• **DIRECTIONS FOR THIS TASK**
For each line in the material below that holds "menu", copy that line.

• **RECORDS TO PROCESS**
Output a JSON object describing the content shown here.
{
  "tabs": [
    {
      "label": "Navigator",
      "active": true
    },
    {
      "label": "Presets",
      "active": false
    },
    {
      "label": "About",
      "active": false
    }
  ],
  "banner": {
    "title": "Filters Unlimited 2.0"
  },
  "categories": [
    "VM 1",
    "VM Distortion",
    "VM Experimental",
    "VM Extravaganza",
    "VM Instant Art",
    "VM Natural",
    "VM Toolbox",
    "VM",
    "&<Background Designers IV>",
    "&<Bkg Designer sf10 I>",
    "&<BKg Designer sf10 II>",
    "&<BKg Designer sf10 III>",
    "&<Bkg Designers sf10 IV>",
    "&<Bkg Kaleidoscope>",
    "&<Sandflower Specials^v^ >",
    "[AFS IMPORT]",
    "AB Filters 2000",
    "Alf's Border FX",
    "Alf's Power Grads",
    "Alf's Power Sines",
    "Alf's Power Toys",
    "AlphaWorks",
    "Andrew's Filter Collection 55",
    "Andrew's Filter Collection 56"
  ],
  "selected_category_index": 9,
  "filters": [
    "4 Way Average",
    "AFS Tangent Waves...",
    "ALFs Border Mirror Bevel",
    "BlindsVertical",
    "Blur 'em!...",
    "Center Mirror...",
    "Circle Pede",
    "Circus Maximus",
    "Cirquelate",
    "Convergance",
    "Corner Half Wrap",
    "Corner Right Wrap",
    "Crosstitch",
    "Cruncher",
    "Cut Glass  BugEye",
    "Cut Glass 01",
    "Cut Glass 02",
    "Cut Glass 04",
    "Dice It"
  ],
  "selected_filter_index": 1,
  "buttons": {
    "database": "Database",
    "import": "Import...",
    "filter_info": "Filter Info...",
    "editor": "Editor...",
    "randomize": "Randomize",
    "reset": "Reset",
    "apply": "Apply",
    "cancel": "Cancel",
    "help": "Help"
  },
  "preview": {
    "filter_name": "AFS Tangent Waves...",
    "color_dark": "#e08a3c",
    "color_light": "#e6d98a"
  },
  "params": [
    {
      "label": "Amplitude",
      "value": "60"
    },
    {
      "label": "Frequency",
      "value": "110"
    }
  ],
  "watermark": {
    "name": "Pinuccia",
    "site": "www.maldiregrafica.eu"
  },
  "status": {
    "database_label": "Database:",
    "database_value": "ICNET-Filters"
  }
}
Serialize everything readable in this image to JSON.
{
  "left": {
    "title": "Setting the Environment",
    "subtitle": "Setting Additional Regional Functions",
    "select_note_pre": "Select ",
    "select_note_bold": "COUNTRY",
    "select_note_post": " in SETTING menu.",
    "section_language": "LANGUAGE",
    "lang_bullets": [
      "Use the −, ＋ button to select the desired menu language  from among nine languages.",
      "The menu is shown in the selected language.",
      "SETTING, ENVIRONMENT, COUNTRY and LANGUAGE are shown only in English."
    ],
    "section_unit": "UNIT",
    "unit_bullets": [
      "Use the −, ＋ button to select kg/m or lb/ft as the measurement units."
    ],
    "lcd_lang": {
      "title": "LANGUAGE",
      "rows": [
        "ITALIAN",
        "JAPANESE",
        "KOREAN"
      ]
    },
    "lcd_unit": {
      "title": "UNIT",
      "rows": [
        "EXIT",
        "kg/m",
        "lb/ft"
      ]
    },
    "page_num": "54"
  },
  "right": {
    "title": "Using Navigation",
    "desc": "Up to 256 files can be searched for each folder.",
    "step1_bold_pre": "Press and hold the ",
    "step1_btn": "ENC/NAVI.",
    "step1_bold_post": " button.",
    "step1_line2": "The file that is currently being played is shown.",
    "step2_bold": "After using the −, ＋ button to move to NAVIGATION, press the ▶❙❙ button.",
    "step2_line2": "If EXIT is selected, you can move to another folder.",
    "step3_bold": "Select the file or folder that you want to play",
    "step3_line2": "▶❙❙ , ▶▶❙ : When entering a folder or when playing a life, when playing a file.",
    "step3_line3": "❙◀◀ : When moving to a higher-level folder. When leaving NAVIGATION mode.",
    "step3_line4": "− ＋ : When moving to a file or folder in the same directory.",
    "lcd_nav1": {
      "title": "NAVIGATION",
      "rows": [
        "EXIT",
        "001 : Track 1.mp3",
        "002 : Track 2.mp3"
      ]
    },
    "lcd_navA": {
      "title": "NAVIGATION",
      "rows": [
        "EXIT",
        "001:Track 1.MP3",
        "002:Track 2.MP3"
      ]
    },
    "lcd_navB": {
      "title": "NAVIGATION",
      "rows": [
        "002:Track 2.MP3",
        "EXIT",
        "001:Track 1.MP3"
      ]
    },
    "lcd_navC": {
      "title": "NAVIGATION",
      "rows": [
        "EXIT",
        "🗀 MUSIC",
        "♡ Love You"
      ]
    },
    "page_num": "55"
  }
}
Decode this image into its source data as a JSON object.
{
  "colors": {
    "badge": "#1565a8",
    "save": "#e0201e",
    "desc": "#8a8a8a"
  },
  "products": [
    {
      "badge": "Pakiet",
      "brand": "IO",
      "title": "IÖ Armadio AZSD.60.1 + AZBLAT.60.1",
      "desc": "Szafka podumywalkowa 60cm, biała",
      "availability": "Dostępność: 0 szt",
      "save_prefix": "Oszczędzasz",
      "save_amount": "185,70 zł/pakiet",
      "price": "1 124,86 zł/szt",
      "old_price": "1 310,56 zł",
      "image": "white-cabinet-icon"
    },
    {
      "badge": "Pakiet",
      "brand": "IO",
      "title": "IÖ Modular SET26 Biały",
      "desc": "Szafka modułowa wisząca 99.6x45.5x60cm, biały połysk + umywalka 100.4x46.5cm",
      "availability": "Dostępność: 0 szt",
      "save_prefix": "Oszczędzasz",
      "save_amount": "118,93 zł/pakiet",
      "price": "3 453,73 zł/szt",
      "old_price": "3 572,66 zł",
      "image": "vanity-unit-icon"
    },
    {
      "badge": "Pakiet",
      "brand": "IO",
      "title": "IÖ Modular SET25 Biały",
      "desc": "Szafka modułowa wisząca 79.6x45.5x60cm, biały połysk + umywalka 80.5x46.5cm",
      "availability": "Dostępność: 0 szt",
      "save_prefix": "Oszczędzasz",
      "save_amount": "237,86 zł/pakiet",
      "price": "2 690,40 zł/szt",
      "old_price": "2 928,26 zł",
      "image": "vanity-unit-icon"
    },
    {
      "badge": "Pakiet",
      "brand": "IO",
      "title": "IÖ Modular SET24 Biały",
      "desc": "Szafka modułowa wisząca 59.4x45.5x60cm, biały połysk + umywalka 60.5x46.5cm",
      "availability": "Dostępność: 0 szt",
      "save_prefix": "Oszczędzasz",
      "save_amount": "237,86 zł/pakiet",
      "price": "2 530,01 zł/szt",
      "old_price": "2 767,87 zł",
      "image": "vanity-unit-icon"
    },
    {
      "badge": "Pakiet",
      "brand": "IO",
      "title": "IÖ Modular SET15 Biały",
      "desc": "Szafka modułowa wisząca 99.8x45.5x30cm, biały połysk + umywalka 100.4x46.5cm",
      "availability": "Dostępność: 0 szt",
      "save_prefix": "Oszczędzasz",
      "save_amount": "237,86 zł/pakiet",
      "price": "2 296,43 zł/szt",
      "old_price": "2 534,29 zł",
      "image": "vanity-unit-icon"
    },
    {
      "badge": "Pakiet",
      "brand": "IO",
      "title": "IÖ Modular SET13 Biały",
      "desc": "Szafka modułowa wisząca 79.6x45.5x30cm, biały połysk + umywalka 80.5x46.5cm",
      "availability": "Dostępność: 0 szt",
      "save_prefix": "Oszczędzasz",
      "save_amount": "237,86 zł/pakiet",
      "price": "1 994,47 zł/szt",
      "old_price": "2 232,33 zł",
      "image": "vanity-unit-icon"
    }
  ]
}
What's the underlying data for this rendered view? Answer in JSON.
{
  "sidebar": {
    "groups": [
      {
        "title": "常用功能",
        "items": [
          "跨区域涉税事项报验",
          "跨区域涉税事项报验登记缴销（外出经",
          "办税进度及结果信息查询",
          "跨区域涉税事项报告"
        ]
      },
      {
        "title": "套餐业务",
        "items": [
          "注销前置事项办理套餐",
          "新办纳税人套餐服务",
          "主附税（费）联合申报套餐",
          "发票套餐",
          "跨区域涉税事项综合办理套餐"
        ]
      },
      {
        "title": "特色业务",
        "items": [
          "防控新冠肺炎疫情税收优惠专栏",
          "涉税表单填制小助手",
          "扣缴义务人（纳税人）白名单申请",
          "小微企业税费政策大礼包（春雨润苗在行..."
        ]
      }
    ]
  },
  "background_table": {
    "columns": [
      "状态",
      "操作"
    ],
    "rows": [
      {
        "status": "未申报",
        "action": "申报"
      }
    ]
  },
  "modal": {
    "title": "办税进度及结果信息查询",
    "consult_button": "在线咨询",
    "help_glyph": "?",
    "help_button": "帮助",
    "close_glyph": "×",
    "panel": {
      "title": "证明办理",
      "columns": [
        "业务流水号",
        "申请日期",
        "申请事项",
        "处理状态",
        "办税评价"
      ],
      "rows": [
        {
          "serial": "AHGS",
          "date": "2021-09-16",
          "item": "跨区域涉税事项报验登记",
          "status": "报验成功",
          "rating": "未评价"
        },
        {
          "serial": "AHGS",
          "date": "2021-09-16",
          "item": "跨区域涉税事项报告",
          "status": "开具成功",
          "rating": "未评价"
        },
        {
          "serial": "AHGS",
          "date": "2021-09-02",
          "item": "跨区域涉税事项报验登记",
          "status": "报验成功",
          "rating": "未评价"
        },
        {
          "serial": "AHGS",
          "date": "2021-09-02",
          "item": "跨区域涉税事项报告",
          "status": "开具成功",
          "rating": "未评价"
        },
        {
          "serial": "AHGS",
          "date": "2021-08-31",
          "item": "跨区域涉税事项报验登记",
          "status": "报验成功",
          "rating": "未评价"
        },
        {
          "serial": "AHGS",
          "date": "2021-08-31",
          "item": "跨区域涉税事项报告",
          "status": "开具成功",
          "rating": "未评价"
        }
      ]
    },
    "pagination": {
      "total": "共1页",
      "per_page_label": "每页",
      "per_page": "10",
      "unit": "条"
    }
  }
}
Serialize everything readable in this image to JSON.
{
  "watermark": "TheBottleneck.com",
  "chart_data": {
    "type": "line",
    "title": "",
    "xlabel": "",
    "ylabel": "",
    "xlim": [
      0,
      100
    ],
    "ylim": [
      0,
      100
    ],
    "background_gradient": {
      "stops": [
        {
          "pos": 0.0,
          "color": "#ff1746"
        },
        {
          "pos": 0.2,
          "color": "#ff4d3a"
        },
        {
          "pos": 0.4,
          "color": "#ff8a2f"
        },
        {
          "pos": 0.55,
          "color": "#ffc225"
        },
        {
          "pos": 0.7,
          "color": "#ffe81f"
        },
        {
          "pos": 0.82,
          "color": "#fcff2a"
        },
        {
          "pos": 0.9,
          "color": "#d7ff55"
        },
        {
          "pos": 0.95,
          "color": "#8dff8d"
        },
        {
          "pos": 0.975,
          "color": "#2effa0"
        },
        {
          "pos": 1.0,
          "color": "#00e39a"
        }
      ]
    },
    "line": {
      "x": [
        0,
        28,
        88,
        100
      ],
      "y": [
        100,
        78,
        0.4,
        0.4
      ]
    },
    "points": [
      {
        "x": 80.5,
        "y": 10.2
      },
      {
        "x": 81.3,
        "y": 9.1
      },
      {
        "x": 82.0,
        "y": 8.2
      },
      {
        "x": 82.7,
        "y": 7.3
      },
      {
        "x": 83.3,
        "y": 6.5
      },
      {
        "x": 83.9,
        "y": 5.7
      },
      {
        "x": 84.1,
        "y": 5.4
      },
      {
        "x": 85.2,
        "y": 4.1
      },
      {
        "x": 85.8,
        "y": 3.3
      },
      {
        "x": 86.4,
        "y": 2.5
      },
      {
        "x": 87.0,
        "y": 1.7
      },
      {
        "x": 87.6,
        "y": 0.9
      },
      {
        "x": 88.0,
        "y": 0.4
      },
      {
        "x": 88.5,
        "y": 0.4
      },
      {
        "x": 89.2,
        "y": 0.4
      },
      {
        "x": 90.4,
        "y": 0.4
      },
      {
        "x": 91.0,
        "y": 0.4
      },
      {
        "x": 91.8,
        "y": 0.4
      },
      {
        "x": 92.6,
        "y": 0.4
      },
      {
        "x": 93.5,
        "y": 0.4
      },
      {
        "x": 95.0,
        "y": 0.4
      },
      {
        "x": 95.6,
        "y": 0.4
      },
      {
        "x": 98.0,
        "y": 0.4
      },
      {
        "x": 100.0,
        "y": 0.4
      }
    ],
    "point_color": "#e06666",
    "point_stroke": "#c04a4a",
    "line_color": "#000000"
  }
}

• **PROBLEM SOLUTION**
    "select_note_post": " in SETTING menu.",
      "Use the −, ＋ button to select the desired menu language  from among nine languages.",
      "The menu is shown in the selected language.",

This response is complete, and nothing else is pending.